▸ WORK REQUEST
Beneath this sentence is a set of records; write each of them out exactly.

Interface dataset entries
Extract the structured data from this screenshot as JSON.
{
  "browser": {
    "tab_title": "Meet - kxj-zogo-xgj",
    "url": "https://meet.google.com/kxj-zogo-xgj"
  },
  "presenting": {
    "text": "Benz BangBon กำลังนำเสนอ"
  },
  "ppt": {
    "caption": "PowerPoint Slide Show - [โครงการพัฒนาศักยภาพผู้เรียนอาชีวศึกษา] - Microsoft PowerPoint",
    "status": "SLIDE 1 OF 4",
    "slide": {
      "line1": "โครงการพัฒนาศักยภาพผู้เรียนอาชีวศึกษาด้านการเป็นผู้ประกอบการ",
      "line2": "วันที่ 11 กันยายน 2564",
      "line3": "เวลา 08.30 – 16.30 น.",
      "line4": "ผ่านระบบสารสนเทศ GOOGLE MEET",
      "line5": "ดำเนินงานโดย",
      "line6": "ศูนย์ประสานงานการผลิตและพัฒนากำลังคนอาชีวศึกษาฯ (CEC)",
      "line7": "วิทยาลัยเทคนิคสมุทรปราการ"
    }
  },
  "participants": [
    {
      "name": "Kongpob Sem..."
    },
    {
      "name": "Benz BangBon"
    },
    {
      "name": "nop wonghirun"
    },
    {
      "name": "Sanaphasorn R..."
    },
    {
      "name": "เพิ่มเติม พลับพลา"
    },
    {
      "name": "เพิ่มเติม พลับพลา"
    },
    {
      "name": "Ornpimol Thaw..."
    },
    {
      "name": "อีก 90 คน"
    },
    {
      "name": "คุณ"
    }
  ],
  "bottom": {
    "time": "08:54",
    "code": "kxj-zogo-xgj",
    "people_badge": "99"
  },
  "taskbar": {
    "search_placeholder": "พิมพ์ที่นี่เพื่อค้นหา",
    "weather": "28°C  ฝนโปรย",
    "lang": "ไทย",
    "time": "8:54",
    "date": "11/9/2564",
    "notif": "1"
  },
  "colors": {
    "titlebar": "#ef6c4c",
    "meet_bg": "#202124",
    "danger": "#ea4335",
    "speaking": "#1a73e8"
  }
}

▸ WRITTEN ANSWER
Extract the structured data from this screenshot as JSON.
{
  "browser": {
    "tab_title": "Meet - kxj-zogo-xgj",
    "url": "https://meet.google.com/kxj-zogo-xgj"
  },
  "presenting": {
    "text": "Benz BangBon กำลังนำเสนอ"
  },
  "ppt": {
    "caption": "PowerPoint Slide Show - [โครงการพัฒนาศักยภาพผู้เรียนอาชีวศึกษา] - Microsoft PowerPoint",
    "status": "SLIDE 1 OF 4",
    "slide": {
      "line1": "โครงการพัฒนาศักยภาพผู้เรียนอาชีวศึกษาด้านการเป็นผู้ประกอบการ",
      "line2": "วันที่ 11 กันยายน 2564",
      "line3": "เวลา 08.30 – 16.30 น.",
      "line4": "ผ่านระบบสารสนเทศ GOOGLE MEET",
      "line5": "ดำเนินงานโดย",
      "line6": "ศูนย์ประสานงานการผลิตและพัฒนากำลังคนอาชีวศึกษาฯ (CEC)",
      "line7": "วิทยาลัยเทคนิคสมุทรปราการ"
    }
  },
  "participants": [
    {
      "name": "Kongpob Sem..."
    },
    {
      "name": "Benz BangBon"
    },
    {
      "name": "nop wonghirun"
    },
    {
      "name": "Sanaphasorn R..."
    },
    {
      "name": "เพิ่มเติม พลับพลา"
    },
    {
      "name": "เพิ่มเติม พลับพลา"
    },
    {
      "name": "Ornpimol Thaw..."
    },
    {
      "name": "อีก 90 คน"
    },
    {
      "name": "คุณ"
    }
  ],
  "bottom": {
    "time": "08:54",
    "code": "kxj-zogo-xgj",
    "people_badge": "99"
  },
  "taskbar": {
    "search_placeholder": "พิมพ์ที่นี่เพื่อค้นหา",
    "weather": "28°C  ฝนโปรย",
    "lang": "ไทย",
    "time": "8:54",
    "date": "11/9/2564",
    "notif": "1"
  },
  "colors": {
    "titlebar": "#ef6c4c",
    "meet_bg": "#202124",
    "danger": "#ea4335",
    "speaking": "#1a73e8"
  }
}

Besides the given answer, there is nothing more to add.